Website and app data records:
*** Block opens ***
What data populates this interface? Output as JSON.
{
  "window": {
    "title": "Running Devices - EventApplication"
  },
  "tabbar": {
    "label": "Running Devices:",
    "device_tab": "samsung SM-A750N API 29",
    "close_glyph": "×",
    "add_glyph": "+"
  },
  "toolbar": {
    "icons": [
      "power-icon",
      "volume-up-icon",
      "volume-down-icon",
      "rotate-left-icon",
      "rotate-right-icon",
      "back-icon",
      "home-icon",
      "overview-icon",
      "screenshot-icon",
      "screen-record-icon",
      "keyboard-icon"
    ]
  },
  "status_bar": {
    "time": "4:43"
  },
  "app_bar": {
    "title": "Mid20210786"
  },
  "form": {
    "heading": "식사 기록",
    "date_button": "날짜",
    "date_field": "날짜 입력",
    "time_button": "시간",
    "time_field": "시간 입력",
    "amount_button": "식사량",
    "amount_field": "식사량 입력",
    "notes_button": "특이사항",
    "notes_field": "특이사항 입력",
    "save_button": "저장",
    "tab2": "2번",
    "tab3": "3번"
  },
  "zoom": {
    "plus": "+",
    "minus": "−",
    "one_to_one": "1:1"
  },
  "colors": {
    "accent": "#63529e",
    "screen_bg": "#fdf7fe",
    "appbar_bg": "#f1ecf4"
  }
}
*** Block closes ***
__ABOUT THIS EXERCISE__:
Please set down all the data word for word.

__EXPECTED ANSWER__:
What data populates this interface? Output as JSON.
{
  "window": {
    "title": "Running Devices - EventApplication"
  },
  "tabbar": {
    "label": "Running Devices:",
    "device_tab": "samsung SM-A750N API 29",
    "close_glyph": "×",
    "add_glyph": "+"
  },
  "toolbar": {
    "icons": [
      "power-icon",
      "volume-up-icon",
      "volume-down-icon",
      "rotate-left-icon",
      "rotate-right-icon",
      "back-icon",
      "home-icon",
      "overview-icon",
      "screenshot-icon",
      "screen-record-icon",
      "keyboard-icon"
    ]
  },
  "status_bar": {
    "time": "4:43"
  },
  "app_bar": {
    "title": "Mid20210786"
  },
  "form": {
    "heading": "식사 기록",
    "date_button": "날짜",
    "date_field": "날짜 입력",
    "time_button": "시간",
    "time_field": "시간 입력",
    "amount_button": "식사량",
    "amount_field": "식사량 입력",
    "notes_button": "특이사항",
    "notes_field": "특이사항 입력",
    "save_button": "저장",
    "tab2": "2번",
    "tab3": "3번"
  },
  "zoom": {
    "plus": "+",
    "minus": "−",
    "one_to_one": "1:1"
  },
  "colors": {
    "accent": "#63529e",
    "screen_bg": "#fdf7fe",
    "appbar_bg": "#f1ecf4"
  }
}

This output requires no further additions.